-- Exercise goal --
The word to look for is "country". Report every line of the entries below that has it.

-- Available data --
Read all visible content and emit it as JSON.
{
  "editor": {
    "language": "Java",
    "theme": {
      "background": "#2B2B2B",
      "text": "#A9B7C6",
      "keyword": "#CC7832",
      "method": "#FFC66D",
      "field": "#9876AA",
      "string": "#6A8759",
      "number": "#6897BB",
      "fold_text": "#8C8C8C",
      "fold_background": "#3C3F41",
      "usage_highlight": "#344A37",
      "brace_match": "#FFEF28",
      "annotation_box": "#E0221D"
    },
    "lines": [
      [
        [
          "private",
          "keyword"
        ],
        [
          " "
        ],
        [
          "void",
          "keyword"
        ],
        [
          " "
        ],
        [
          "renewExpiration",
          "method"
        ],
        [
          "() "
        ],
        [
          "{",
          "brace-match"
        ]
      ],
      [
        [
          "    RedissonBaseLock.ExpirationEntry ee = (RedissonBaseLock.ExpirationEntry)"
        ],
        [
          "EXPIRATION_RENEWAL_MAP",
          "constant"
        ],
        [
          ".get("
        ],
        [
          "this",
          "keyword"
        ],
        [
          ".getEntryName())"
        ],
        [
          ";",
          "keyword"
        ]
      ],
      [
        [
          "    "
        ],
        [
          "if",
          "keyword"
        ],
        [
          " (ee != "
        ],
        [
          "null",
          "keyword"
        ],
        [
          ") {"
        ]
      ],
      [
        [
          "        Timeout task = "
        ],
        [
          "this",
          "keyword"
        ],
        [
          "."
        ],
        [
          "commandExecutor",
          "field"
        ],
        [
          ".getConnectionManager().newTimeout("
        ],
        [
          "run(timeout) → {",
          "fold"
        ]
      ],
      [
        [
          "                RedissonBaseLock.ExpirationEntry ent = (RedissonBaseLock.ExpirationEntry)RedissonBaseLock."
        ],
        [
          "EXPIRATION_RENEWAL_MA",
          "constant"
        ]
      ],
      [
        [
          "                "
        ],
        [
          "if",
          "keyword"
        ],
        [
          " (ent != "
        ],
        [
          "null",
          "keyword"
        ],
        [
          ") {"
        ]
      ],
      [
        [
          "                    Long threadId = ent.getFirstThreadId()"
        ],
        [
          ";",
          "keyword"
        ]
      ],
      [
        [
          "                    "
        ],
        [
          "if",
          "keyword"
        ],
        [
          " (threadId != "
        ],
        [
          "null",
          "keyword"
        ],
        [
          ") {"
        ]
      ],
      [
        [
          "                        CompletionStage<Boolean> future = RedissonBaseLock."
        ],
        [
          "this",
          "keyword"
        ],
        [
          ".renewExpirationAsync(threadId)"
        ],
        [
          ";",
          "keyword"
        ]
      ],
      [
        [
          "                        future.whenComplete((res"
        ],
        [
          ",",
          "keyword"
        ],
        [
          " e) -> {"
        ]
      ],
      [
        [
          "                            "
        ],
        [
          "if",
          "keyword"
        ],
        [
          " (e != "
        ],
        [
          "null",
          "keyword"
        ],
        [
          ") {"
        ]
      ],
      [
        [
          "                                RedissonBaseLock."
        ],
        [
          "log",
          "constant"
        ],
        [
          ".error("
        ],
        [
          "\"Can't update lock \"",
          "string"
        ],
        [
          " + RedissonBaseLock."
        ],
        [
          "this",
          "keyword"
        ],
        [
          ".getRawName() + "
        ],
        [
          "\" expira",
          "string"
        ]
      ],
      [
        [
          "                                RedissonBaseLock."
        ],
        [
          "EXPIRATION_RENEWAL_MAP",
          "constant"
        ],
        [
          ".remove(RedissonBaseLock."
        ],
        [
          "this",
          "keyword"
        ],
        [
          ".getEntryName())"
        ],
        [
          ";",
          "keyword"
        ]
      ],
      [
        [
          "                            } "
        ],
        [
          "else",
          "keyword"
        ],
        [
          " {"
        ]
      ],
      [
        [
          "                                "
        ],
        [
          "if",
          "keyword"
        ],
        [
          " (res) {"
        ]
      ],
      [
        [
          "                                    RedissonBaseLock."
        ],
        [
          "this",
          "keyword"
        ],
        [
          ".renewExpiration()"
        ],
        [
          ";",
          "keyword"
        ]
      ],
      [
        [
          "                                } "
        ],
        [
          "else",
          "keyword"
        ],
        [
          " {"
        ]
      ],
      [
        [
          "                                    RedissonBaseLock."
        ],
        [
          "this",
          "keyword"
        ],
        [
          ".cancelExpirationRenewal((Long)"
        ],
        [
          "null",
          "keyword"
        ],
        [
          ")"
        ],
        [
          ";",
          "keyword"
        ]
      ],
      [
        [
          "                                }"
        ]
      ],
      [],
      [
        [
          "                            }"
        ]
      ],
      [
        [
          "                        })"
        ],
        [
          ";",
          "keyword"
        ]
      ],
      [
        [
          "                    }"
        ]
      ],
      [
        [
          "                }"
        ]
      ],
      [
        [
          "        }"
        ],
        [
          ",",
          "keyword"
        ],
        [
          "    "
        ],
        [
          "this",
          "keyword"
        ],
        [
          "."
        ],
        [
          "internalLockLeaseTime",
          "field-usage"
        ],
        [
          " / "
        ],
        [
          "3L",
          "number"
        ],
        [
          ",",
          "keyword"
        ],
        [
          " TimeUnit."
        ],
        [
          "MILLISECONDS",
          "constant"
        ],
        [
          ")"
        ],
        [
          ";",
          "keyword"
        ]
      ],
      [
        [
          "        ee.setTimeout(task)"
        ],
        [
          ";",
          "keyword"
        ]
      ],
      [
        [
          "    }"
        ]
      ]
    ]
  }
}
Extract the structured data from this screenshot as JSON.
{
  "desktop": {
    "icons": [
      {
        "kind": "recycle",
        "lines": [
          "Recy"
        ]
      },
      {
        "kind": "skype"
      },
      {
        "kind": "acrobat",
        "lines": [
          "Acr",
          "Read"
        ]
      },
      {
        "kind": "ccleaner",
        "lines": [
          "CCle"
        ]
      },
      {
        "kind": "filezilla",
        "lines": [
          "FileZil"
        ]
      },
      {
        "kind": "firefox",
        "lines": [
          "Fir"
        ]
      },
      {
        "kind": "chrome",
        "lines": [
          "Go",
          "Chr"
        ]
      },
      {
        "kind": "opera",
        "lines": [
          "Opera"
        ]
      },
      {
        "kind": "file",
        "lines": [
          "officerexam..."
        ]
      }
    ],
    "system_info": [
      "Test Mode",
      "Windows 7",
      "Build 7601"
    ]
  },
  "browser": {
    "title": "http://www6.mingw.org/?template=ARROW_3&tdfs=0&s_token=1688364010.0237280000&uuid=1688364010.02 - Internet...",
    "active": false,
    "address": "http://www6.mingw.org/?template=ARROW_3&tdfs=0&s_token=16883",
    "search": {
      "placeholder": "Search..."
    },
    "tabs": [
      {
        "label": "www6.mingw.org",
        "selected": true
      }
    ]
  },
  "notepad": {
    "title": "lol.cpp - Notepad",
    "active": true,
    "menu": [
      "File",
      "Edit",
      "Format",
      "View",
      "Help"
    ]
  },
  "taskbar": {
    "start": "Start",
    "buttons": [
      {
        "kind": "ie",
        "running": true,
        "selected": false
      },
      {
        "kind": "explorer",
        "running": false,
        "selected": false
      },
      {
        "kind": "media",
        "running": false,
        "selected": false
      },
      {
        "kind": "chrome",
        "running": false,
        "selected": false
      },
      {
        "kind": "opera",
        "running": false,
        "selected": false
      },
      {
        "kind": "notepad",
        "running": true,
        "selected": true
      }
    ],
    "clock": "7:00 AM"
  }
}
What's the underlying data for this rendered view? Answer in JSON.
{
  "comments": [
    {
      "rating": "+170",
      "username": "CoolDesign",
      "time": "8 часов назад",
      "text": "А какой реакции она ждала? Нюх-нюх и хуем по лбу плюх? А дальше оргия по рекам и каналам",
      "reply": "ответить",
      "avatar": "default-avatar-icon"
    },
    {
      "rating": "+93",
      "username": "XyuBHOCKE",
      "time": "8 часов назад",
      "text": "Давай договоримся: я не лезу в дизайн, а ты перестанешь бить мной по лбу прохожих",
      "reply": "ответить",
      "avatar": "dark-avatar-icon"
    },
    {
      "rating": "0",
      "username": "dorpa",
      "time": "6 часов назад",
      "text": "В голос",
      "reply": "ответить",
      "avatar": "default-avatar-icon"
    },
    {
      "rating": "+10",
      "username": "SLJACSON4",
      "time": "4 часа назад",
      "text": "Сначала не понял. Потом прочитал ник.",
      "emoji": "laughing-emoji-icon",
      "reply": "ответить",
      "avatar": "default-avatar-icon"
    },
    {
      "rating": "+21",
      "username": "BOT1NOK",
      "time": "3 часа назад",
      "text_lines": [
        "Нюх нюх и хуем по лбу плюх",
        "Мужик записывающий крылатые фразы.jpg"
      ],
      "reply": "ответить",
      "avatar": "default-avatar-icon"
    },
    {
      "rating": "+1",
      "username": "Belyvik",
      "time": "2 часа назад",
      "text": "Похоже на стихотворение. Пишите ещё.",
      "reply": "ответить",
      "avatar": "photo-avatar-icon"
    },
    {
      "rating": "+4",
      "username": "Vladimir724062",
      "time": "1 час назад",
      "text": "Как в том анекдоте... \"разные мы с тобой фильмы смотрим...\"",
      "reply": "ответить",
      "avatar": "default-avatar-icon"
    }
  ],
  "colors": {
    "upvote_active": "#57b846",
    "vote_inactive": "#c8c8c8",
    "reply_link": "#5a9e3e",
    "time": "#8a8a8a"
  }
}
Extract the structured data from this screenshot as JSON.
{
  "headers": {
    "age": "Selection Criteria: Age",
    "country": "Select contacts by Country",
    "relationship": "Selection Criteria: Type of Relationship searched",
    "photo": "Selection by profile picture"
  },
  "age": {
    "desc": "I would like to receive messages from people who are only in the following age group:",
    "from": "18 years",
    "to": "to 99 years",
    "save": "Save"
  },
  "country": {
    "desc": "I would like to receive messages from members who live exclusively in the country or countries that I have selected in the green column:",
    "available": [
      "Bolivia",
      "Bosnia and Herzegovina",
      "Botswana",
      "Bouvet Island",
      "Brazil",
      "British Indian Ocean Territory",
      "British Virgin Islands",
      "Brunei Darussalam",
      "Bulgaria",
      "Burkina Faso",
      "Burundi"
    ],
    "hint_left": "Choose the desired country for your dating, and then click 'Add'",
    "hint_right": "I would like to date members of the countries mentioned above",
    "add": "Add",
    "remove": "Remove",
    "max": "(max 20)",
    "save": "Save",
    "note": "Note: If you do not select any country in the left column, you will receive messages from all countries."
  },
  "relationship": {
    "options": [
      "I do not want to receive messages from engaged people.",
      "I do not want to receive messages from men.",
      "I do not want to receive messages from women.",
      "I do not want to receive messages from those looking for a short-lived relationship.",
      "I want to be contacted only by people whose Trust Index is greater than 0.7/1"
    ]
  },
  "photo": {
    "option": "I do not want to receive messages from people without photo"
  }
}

-- Exercise answer --
    "country": "Select contacts by Country",
  "country": {
    "desc": "I would like to receive messages from members who live exclusively in the country or countries that I have selected in the green column:",
    "hint_left": "Choose the desired country for your dating, and then click 'Add'",
    "note": "Note: If you do not select any country in the left column, you will receive messages from all countries."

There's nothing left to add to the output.